> _Records to use_
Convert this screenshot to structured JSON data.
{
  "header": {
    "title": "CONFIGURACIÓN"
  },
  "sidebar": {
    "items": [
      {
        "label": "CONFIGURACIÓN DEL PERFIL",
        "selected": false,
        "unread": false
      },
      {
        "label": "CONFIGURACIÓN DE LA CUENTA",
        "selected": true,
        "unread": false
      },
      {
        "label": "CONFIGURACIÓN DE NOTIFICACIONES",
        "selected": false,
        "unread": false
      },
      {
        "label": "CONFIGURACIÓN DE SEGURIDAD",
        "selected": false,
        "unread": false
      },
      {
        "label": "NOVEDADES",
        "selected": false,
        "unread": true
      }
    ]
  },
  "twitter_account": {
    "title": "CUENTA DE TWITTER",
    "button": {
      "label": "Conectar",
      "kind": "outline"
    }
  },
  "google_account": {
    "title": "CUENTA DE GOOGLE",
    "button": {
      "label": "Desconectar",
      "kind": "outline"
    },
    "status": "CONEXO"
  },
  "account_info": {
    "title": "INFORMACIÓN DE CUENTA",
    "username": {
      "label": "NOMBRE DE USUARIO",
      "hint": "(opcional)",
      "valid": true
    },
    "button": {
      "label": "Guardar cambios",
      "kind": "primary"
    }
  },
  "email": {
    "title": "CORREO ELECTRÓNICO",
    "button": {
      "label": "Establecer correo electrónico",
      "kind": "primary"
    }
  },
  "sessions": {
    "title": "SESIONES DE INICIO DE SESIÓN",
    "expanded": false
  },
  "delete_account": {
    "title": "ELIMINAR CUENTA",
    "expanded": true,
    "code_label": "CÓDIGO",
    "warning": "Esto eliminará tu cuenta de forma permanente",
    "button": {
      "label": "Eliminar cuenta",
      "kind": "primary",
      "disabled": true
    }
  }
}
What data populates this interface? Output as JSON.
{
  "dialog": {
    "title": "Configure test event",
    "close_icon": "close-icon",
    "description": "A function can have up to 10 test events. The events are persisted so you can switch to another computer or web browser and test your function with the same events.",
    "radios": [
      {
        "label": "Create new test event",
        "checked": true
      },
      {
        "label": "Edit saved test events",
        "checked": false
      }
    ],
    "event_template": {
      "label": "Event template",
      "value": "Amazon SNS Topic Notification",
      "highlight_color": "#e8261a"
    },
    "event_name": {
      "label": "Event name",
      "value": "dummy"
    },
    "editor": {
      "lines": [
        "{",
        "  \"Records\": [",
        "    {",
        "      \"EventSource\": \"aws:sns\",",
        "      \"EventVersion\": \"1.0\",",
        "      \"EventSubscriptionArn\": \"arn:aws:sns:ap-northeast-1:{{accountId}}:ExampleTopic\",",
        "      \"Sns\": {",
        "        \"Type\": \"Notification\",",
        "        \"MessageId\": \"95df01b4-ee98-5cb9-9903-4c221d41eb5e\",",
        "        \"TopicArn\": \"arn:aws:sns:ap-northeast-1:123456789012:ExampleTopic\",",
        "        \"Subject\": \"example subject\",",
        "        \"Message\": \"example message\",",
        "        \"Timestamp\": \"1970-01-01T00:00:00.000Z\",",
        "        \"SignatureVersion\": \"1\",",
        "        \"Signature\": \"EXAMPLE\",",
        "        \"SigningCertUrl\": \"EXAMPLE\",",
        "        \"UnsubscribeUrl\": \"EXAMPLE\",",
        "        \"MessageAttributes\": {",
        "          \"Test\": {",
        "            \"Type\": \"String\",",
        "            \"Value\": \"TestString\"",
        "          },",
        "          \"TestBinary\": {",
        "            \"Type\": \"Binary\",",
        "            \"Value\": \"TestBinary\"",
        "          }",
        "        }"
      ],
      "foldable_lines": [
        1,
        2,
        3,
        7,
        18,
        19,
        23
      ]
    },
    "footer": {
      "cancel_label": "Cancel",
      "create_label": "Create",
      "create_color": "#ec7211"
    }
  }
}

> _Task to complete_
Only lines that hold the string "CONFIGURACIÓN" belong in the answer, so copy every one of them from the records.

> _Output of the exercise_
    "title": "CONFIGURACIÓN"
        "label": "CONFIGURACIÓN DEL PERFIL",
        "label": "CONFIGURACIÓN DE LA CUENTA",
        "label": "CONFIGURACIÓN DE NOTIFICACIONES",
        "label": "CONFIGURACIÓN DE SEGURIDAD",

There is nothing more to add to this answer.